It might be easy to dismiss Microsoft’s MSN as a relic of the dial-up Internet era, but with 425 million monthly users, the portal remains a major destination on the web and a key asset for the Redmond company.
And the rollout of the new MSN, which began overnight, is the latest glimpse Microsoft’s “cloud first, mobile first” strategy under CEO Satya Nadella.
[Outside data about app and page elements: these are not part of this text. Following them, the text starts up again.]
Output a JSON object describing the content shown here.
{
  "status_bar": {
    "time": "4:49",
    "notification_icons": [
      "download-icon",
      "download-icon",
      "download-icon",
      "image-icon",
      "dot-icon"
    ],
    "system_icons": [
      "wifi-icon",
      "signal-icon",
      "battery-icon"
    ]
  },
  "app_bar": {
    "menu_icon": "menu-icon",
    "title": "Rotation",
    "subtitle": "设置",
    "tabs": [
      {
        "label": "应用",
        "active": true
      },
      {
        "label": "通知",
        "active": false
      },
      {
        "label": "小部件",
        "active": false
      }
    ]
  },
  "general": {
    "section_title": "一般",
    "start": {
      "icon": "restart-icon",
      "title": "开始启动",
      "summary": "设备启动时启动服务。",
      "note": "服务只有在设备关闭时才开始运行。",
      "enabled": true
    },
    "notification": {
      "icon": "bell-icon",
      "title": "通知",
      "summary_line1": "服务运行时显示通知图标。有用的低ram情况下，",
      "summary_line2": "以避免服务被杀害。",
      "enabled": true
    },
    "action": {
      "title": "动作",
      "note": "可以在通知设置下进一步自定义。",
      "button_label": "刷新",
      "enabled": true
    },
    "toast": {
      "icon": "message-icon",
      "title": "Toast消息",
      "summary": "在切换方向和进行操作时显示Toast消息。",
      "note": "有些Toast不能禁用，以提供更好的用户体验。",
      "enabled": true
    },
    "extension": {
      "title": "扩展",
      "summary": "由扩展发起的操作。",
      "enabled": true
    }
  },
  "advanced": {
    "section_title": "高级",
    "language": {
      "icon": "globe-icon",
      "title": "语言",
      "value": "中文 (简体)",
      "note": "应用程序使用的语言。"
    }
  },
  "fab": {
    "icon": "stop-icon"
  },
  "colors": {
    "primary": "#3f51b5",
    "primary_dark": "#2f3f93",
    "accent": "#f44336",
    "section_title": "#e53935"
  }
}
The redesigned MSN will let users personalize their content, syncing their preferences across a variety of devices and apps — not just on Windows.
“In the coming months, we will release a suite of MSN apps across iOS and Android to complement today’s release of the Windows and Windows Phone apps,” says Brian MacDonald, Microsoft corporate vice president, in a post announcing the new release. “You only need to set your favorites once, and your preferences will be connected across MSN, Cortana, Bing and other Microsoft experiences.”
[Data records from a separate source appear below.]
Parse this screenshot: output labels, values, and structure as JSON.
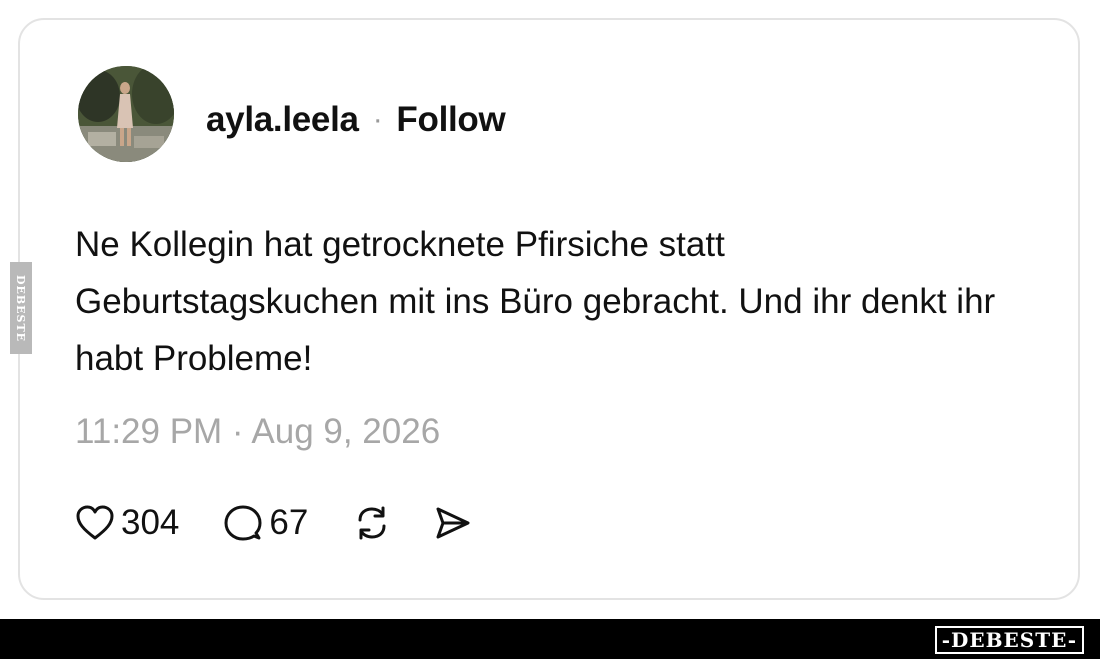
{
  "post": {
    "username": "ayla.leela",
    "separator": "·",
    "follow_label": "Follow",
    "text": "Ne Kollegin hat getrocknete Pfirsiche statt Geburtstagskuchen mit ins Büro gebracht. Und ihr denkt ihr habt Probleme!",
    "timestamp": "11:29 PM · Aug 9, 2026"
  },
  "actions": {
    "likes": "304",
    "replies": "67",
    "icons": [
      "heart-icon",
      "comment-icon",
      "repost-icon",
      "share-icon"
    ]
  },
  "watermark": {
    "side_label": "DEBESTE",
    "brand_label": "-DEBESTE-"
  }
}
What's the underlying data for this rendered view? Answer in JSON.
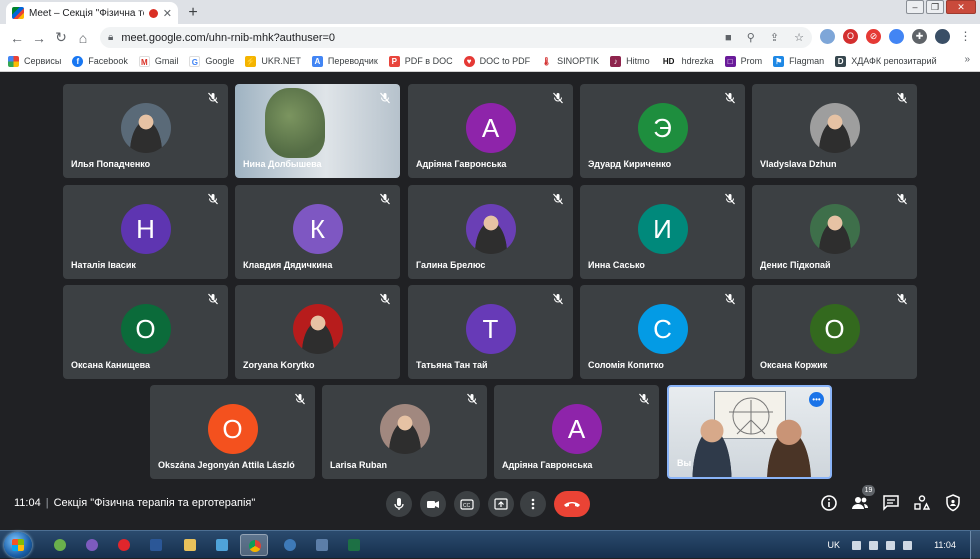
{
  "browser": {
    "tab": {
      "title": "Meet – Секція \"Фізична терапі",
      "recording": true
    },
    "url": "meet.google.com/uhn-rnib-mhk?authuser=0",
    "bookmarks": [
      {
        "label": "Сервисы",
        "color": "#ea4335"
      },
      {
        "label": "Facebook",
        "color": "#1877f2"
      },
      {
        "label": "Gmail",
        "color": "#d93025"
      },
      {
        "label": "Google",
        "color": "#4285f4"
      },
      {
        "label": "UKR.NET",
        "color": "#f4b400"
      },
      {
        "label": "Переводчик",
        "color": "#4285f4"
      },
      {
        "label": "PDF в DOC",
        "color": "#e8453c"
      },
      {
        "label": "DOC to PDF",
        "color": "#e53935"
      },
      {
        "label": "SINOPTIK",
        "color": "#d32f2f"
      },
      {
        "label": "Hitmo",
        "color": "#8e244d"
      },
      {
        "label": "hdrezka",
        "color": "#222222"
      },
      {
        "label": "Prom",
        "color": "#6a1b9a"
      },
      {
        "label": "Flagman",
        "color": "#1e88e5"
      },
      {
        "label": "ХДАФК репозитарий",
        "color": "#37474f"
      }
    ]
  },
  "participants": [
    {
      "name": "Илья Попадченко",
      "kind": "photo",
      "photo_bg": "#5a6a78"
    },
    {
      "name": "Нина Долбышева",
      "kind": "video"
    },
    {
      "name": "Адріяна Гавронська",
      "kind": "initial",
      "initial": "А",
      "color": "#8e24aa"
    },
    {
      "name": "Эдуард Кириченко",
      "kind": "initial",
      "initial": "Э",
      "color": "#1e8e3e"
    },
    {
      "name": "Vladyslava Dzhun",
      "kind": "photo",
      "photo_bg": "#9e9e9e"
    },
    {
      "name": "Наталія Івасик",
      "kind": "initial",
      "initial": "Н",
      "color": "#5e35b1"
    },
    {
      "name": "Клавдия Дядичкина",
      "kind": "initial",
      "initial": "К",
      "color": "#7e57c2"
    },
    {
      "name": "Галина Брелюс",
      "kind": "photo",
      "photo_bg": "#6a3fb5"
    },
    {
      "name": "Инна Сасько",
      "kind": "initial",
      "initial": "И",
      "color": "#00897b"
    },
    {
      "name": "Денис Підкопай",
      "kind": "photo",
      "photo_bg": "#3e6f4a"
    },
    {
      "name": "Оксана Канищева",
      "kind": "initial",
      "initial": "О",
      "color": "#0b6b3a"
    },
    {
      "name": "Zoryana Korytko",
      "kind": "photo",
      "photo_bg": "#b71c1c"
    },
    {
      "name": "Татьяна Тан тай",
      "kind": "initial",
      "initial": "Т",
      "color": "#673ab7"
    },
    {
      "name": "Соломія Копитко",
      "kind": "initial",
      "initial": "С",
      "color": "#039be5"
    },
    {
      "name": "Оксана Коржик",
      "kind": "initial",
      "initial": "О",
      "color": "#33691e"
    },
    {
      "name": "Okszána Jegonyán Attila László",
      "kind": "initial",
      "initial": "О",
      "color": "#f4511e"
    },
    {
      "name": "Larisa Ruban",
      "kind": "photo",
      "photo_bg": "#a1887f"
    },
    {
      "name": "Адріяна Гавронська",
      "kind": "initial",
      "initial": "А",
      "color": "#8e24aa"
    },
    {
      "name": "Вы",
      "kind": "self"
    }
  ],
  "meeting": {
    "time": "11:04",
    "title": "Секція \"Фізична терапія та ерготерапія\"",
    "participant_count": "19"
  },
  "taskbar": {
    "language": "UK",
    "clock": "11:04"
  }
}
The changes include rebranding the Bing mobile apps for news, weather, sports and other content to MSN apps, creating a clearer distinction between Microsoft’s search and content brands.
The new MSN was initially released as a preview in early September, and Microsoft says the official versions will be rolling out to users over the next few days.
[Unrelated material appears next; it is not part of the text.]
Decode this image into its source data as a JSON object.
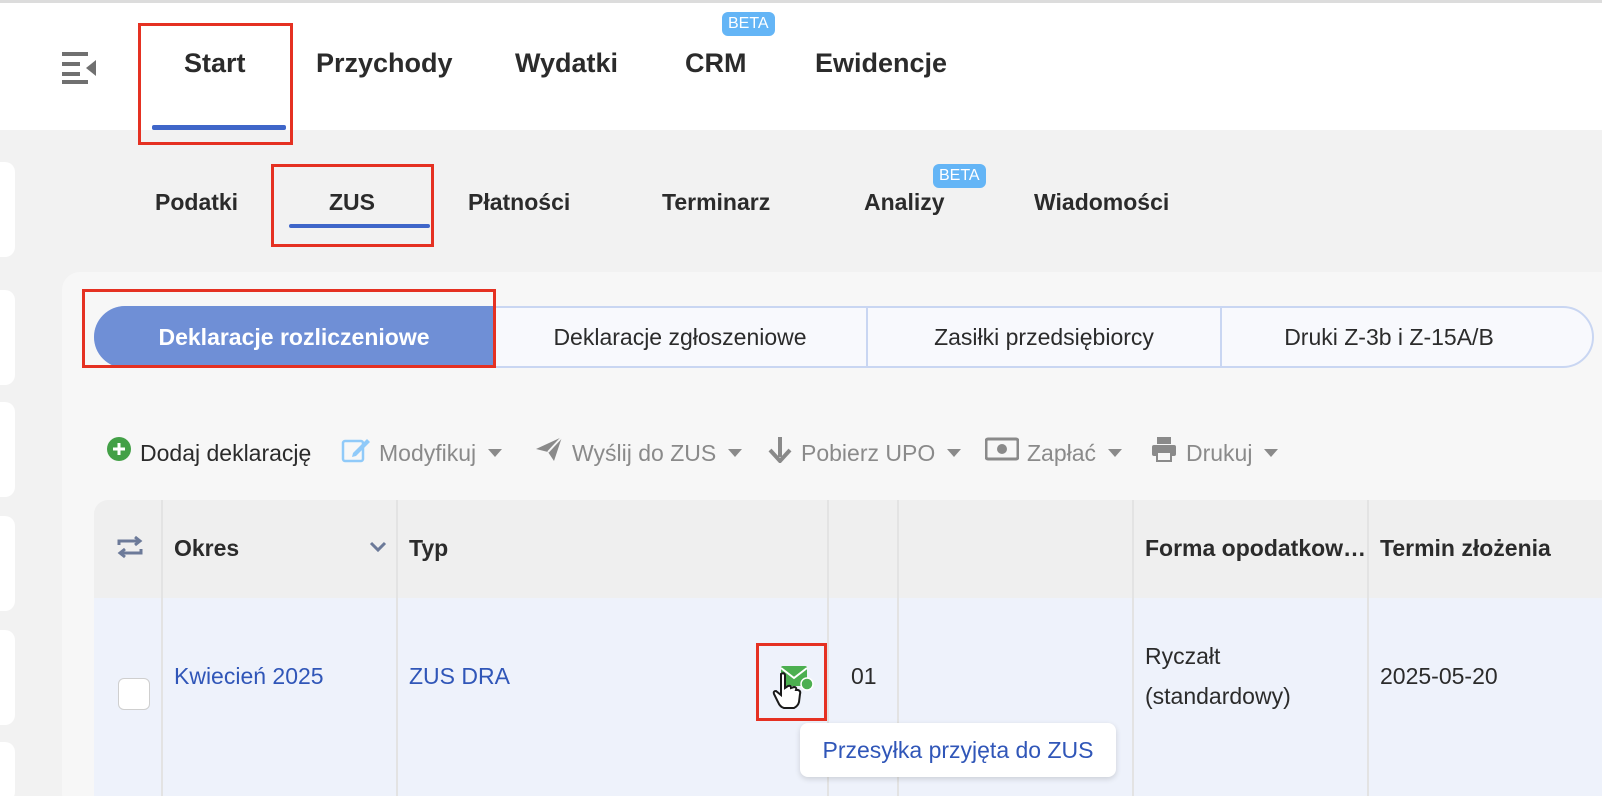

I’ve been trying the new MSN.com on my Surface 2 this morning, and the site does a nice job of letting users personalize the experience and connect to Microsoft services, with quick access to Outlook.com, Office, OneDrive and also Facebook and Twitter from the navigation bar.
I also updated the Bing News app to the new MSN News app. Apart from the name change, that experience appears largely the same. But once the company launches the new MSN apps for Android and iOS, I could see myself using MSN much more than in the past, as long as the experience is as seamless as promised.
However, these types of features are table stakes for a big tech company like Microsoft these days. Now that the company has created the foundation for this new suite of cross-platform services, the real question is what Microsoft will build on top of that foundation in the months and years ahead.
Separately, Microsoft is slated to unveil its new approach for Windows later this morning at an event in San Francisco. GeekWire’s Blair Hanley Frank is there, and we’ll have live coverage as the event unfolds.